## WORK REQUIRED
Taking the line that contains "Convert this screenshot" as the first, copy exactly every line through the last line of the records, and nothing else.

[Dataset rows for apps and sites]

■ ■ ■ ■ ■

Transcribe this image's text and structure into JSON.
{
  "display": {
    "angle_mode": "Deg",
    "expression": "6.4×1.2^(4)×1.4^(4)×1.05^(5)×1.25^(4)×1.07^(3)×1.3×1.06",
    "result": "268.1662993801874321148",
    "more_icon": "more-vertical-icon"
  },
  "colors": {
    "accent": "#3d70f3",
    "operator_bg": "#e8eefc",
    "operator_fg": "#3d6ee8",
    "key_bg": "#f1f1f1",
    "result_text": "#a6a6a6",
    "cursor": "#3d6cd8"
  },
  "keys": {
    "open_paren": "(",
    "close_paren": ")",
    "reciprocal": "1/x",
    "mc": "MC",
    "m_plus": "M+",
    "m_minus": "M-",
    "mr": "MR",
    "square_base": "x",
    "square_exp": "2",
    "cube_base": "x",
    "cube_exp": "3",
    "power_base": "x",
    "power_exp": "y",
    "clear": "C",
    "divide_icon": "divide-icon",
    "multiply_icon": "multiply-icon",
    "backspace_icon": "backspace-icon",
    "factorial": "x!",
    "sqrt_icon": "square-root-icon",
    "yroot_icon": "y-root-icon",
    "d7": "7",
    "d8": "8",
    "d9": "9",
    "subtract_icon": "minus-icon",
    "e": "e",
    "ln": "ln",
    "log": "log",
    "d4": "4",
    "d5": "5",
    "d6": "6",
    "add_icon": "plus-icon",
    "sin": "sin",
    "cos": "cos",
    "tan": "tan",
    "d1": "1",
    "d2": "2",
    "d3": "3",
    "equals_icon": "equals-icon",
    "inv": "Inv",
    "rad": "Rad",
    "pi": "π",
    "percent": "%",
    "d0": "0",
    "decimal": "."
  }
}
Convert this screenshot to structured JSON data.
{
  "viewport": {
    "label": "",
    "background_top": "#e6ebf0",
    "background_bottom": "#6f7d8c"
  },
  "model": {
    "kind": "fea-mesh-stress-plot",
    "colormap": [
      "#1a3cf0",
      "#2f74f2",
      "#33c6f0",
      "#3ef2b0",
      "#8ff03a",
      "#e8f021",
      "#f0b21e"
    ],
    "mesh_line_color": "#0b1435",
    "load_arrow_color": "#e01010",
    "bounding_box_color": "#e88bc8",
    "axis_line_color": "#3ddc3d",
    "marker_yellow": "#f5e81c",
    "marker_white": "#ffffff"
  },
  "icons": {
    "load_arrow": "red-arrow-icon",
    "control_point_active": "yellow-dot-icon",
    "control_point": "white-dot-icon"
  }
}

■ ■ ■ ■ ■

## REPLY TO THE TASK
Convert this screenshot to structured JSON data.
{
  "viewport": {
    "label": "",
    "background_top": "#e6ebf0",
    "background_bottom": "#6f7d8c"
  },
  "model": {
    "kind": "fea-mesh-stress-plot",
    "colormap": [
      "#1a3cf0",
      "#2f74f2",
      "#33c6f0",
      "#3ef2b0",
      "#8ff03a",
      "#e8f021",
      "#f0b21e"
    ],
    "mesh_line_color": "#0b1435",
    "load_arrow_color": "#e01010",
    "bounding_box_color": "#e88bc8",
    "axis_line_color": "#3ddc3d",
    "marker_yellow": "#f5e81c",
    "marker_white": "#ffffff"
  },
  "icons": {
    "load_arrow": "red-arrow-icon",
    "control_point_active": "yellow-dot-icon",
    "control_point": "white-dot-icon"
  }
}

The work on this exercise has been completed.